Monday, August 5, 2013

Modern Family

After taking enough of these trips, some patterns begin to emerge. The one that shows itself first is that Day One is all about feeling out how things are going to work for the rest of the trip. That’s when decisions are made, consciously or not, about things like how to organize bags and vehicles, how much travel companions will indulge each others’ special interests, and probably most importantly – what will be the tone for the rest of the trip. As far as Day Ones go, today fit the bill.

The day began well, with the three of us making our way to the airport way too early, with all getting the “There Was A Great Big Moose” song stuck in our heads in the process. After a 6-hour flight that provided what you’d expect from a 6-hour flight, we picked up my brother – who had arrived a couple of nights early – rounding out our quartet. Then we packed into a car for the 4-ish (read: 6) hour trip across the Central Valley to Sequoia National Park.

What followed was exactly what you’d expect from a family of 4 trapped crammed into a mid-sized sedan for an afternoon. I believe MSNBC shows video of such trips on weekends and calls it “Lockup: Extended Stay.” They say that when you spend time with your parents you always regress a bit and act behave more like younger children. That’s definitely true in the Sager family. Within minutes, my brother and I were arguing, I was accusing my mother of taking sides, and my sister (the youngest) was trying to figure out the most painless way to end her own suffering among all of this.

This is the point in the dramatic narrative when something catastrophic is supposed to happen, causing the simmering cold war to suddenly turn hot. But fortunately, Sequoia intervened. First it provided a legendarily windy road in the Generals Highway that blocked all radio and phone reception, effectively ending the ongoing music impasse. Then it gave us the Wuksachi Lodge (great name, right) – our home base for the next couple of nights. Instead of deciding on beds and starting another argument, we all decided independently that the prudent course of action would be to drop our bags at the door and immediately tear into the cornucopia of snacks we had picked up down in the Fuzzy Hills. 

Thanks in part to my constant pestering throughout the car trek (or maybe in spite of it) everyone agreed to indulge me in chasing a sunset, from a place I had overlooked on my last visit here – Beetle Rock. While I struggled to get a decent composition…

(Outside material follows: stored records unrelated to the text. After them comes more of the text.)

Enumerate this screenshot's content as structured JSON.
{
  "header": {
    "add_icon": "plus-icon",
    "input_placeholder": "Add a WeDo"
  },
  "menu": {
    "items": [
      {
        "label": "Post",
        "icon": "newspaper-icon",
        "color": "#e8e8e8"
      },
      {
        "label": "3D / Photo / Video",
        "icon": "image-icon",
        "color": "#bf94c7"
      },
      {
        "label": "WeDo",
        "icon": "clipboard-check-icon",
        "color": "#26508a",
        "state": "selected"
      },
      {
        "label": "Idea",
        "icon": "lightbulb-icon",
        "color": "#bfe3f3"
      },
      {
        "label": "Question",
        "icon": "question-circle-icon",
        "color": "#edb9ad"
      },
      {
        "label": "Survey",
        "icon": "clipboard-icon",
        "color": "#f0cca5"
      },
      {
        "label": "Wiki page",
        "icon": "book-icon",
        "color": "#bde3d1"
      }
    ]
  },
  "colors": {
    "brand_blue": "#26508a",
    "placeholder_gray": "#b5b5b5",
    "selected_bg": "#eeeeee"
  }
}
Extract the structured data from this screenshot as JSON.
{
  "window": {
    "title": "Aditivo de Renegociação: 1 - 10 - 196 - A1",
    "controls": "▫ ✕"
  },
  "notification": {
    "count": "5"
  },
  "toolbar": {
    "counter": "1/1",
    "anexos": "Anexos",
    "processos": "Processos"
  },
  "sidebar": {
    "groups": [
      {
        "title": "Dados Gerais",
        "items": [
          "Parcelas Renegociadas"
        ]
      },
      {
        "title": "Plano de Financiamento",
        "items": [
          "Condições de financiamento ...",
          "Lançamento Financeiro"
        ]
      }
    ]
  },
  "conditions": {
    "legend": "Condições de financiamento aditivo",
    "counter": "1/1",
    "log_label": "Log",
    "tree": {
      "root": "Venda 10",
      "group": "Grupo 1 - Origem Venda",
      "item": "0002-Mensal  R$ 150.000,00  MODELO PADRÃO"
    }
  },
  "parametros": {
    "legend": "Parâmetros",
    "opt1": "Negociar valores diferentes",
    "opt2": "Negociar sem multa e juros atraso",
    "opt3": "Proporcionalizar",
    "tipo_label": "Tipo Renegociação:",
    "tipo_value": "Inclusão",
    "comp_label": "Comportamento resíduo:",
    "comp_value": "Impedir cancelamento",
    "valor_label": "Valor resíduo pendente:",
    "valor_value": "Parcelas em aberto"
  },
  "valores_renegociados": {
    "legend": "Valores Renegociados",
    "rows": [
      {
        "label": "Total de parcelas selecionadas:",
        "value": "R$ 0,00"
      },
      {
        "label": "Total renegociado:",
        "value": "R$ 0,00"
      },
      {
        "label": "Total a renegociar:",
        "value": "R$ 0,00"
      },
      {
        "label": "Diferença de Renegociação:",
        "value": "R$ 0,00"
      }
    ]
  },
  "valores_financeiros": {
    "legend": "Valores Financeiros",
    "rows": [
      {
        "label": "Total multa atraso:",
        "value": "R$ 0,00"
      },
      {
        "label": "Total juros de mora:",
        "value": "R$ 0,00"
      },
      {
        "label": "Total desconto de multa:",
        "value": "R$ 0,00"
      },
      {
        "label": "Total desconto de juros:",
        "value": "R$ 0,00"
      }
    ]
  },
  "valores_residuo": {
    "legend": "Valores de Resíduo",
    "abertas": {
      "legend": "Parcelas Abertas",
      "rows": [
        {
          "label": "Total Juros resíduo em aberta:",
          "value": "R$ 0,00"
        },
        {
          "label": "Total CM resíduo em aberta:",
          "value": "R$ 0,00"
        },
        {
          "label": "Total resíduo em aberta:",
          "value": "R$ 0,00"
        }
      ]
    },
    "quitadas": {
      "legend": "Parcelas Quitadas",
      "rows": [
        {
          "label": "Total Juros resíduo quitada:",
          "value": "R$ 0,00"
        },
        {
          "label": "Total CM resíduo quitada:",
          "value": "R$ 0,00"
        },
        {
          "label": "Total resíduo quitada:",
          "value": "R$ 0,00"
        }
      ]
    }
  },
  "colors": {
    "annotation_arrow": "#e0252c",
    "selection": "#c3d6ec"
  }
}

my brother went and explored the silent expanse devoid of humanity that spread out before us…

while my sister looked around…

and my mother tried not to fall of the mountain and roll into the Pacific Ocean.

By the time the sun dipped behind the hazed-shrouded coastal ranges visible only by the shape they lent to the sun as it set, each of us had had our own Sequoia sunset experience and walked away thoroughly satisfied.

Until we returned to the hotel and had to divide up the beds. The two beds. Among the four of us. I absolutely steadfastly refused to share a bed, even if it meant sleeping on a cot or the floor (although I did throw in a little Jewish guilt with the latter, saying I’d do it but probably complain vociferously about being uncomfortable for the next few days). That’s when my brother told us he had found an extra cot in the hallway downstairs. After mustering a sibling army, we set out to steal acquire it. Acting as covertly as possible in case it was already intended for another room, we snatched it, sprinted to the end of the hall, and began the arduous process of lifting and turning it up 3 flights of stairs (the lodge has no elevator). Just when we felt home free as we reached our floor, we turned a corner and my brother saw burst out laughing upon seeing these:

What’s my excuse for not seeing 3 cots arranged neatly just 2 doors from our room? The same excuse that I plan to use each of the numerous instances in which I will likely suffer brain palpitations this week – it’s because of the elevation.

So in the end, all’s well that ends well, right? Hopefully a good night’s sleep following a 21-hour 3,000 mile day will make all of us more agreeable and will help carry tonight’s “triumph” into a day that will include a visit to the some forest giants, the largest organism that’s ever lived, Moro Rock, maybe a cave or a canyon, all before an all-you-can-eat BBQ feast in the evening, In my book, there’s no way a day that ends with as much meat as you can stuff in your face can leave anything but positive feelings.

And maybe a meat coma.

No comments:

Post a Comment